May 25, 2016 | by Frank Sanchis
The oldest city in South Carolina, Charleston is widely known for its well-preserved historic urban fabric. Attracting over 4 million visitors a year, the city reflects growing appeal as a cruise destination: according to the 2015 tourism management plan, published by the College of Charleston, the city experienced a 547% increase in the number of cruise ship passengers between 2000 and 2013. Current concerns in Charleston echo the challenges faced in other historic port cities with cruise ship tourism, such as Venice.
Carnival Cruise lines recently upped the ante in Charleston by basing Sunshine—a ship that holds 3,062 passengers—in the historic city. Sunshine joins the slightly smaller Carnival ship Ecstasy, which is already home-ported in Charleston, setting the stage for additional homebased superliners to come.
Meanwhile, a proposal by the State Ports Authority (SPA), in discussion since 2010, would create a new cruise terminal in the historic district with even more capacity at a reported cost of $35 million. The Army Corps of Engineers is the federal agency responsible for reviewing the SPA proposal.
In welcoming Carnival’s expansion and considering the new terminal, the leadership of Charleston has clearly not learned the sad lesson of Venice, where hordes of tourists streaming off as many as seven cruise ships at a time can double the population of that city for the brief period they are in port, severely taxing the fragile infrastructure and ruining the experience of being in the city, for both visitors and the local citizens. To date, Charleston’s leadership has refused to explore options for relocating the cruise ship terminal away from the city’s historic district, as requested by local, national, and international preservation groups, thus opening the way to accommodate not only more but larger ships in future.
Following the Preservation Society of Charleston’s nomination of Charleston to the 2012 Watch, WMF held an international symposium on the subject of cruise ship tourism in historic port communities. The symposium, entitled Harboring Tourism, took place in Charleston in February 2013. WMF subsequently published a summary of the proceedings.
In 2013, 72% of respondents to a poll by Charleston Magazine indicated that they were concerned about the congestion and pollution caused by what was, at the time, the one homeported cruise ship in the city. What will be the case with the stacks of two behemoths—maybe more—overshadowing the signature steeples of the historic Charleston skyline?

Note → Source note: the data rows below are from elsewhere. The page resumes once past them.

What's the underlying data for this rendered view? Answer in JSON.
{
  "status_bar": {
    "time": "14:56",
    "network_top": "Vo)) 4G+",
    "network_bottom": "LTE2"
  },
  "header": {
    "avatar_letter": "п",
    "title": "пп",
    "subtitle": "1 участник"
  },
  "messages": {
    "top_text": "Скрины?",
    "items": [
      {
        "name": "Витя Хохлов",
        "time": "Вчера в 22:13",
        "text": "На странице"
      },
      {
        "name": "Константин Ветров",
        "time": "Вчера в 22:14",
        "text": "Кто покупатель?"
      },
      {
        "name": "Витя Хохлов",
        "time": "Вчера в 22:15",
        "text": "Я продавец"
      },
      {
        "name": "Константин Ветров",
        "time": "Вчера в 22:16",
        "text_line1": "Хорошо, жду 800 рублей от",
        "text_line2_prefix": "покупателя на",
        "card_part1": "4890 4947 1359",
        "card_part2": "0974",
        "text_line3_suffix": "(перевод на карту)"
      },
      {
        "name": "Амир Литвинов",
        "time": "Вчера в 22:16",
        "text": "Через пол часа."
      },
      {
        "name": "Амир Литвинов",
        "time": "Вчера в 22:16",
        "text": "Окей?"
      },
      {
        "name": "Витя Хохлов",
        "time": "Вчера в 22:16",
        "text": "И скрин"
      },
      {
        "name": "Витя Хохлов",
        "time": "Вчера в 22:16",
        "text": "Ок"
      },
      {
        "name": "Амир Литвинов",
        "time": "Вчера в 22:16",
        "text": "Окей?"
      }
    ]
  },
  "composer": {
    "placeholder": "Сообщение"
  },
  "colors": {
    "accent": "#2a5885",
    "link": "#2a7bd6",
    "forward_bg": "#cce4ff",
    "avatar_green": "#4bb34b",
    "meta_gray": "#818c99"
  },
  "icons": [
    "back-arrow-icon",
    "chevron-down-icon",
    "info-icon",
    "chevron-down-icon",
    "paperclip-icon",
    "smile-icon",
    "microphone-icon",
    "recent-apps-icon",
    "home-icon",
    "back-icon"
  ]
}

For more information, please refer to Charleston Communities for Cruise Control.